The pressures and stress of a career can be immense triggers for people in recovery, especially if they’re returning to a toxic environment that may have been the reason for their substance misuse. The fear of answering uncomfortable questions about their time off or substance use disorder can elicit anxiety and a feeling of overwhelming dread. In such cases, a change of occupation may be the only healthy choice to make. Still, the prospect of seeking a new job to earn a living and attend to life’s responsibilities can be daunting but ultimately a vital change that will sustain recovery.

Shifting Gears

A career change calls for a long checklist of to-dos but starting from the most important basic step and diligently moving towards the goal of a new job is the only way to go about it. Each person’s situation is unique, but some rudimentary actions to consider will help get the ball rolling.

  • Brainstorming with counselors and a support network about potential new jobs
  • Creating or updating a resume that appeals to employers in desired fields
  • Asking trusted former colleagues or supervisions for letters of recommendation
  • Enrolling in courses or completing certifications to strengthen professional competency  
  • Conducting mock interviews with friends and loved ones to brush up on speaking skills
  • Casting a wide net to explore many different opportunities 
  • Attending a wide range of interviews to gain experience with the process
  • Rejecting undesired offers professionally to retain future connections
  • Practicing elevator pitches to build confidence
  • Reaching out to agencies that help match people with jobs
  • Keeping realistic expectations of what a career change will entail

Doing the Work

Once the hard part (finding a new job) is done, the real fun begins! People with substance use disorder tend to view either recovery as the most important full-time job they have, but returning to the workforce is a significant part of the journey. Starting as a newbie on the job can come with everyday frustrations, but patience will play a prominent role during the learning curve. Relearning how to cope with vocational stress, manage coworkers and superiors, and handle triggers that may pop up unexpectedly is only the beginning. With continued commitment and dedication to recovery through participation in individual and group counseling sessions, the experience will likely be a rewarding one.

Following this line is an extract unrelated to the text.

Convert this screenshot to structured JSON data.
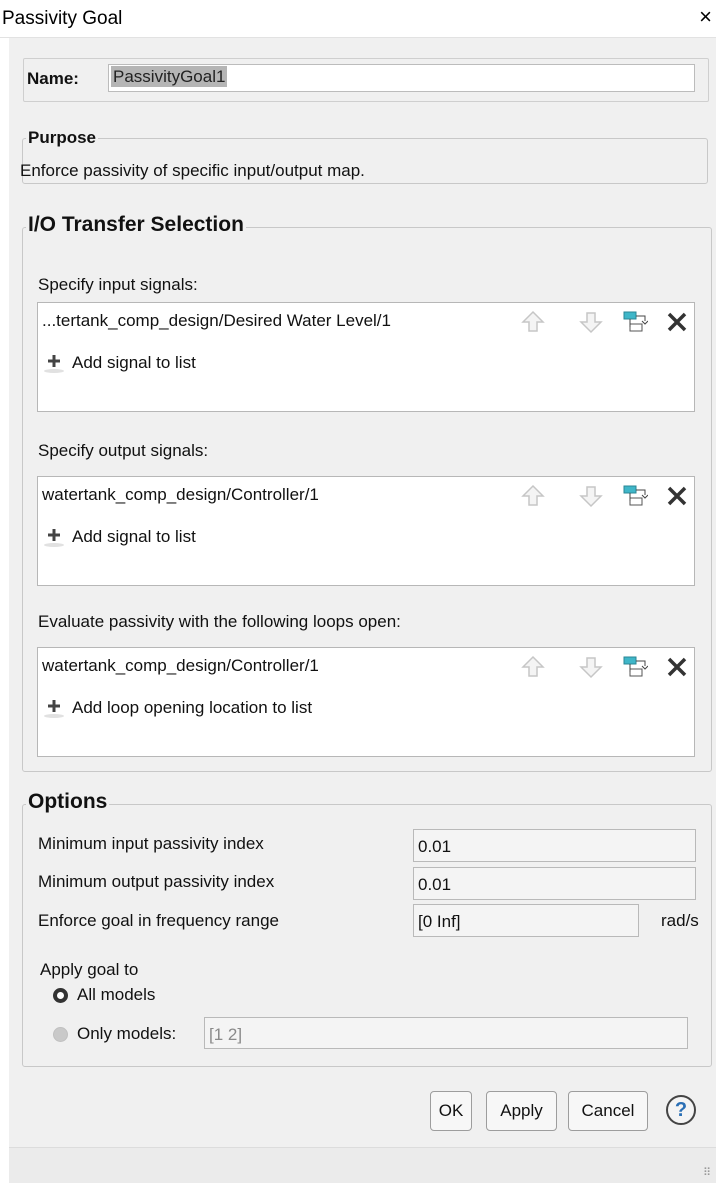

The specialized medical providers and nursing staff at Middlesex Recovery outpatient facilities believe that every patient deserves to be treated with dignity and respect, and ensure total confidentiality and discretion for professionals seeking treatment for substance use disorder. One of the greatest benefits of comprehensive medication-assisted programs at Middlesex Recovery is the access patients have to substance use counselors who can help them create a plan to achieve their vision of successful recovery. To learn more about the programs available or to speak with an intake coordinator, message or call a local Middlesex Recovery office today.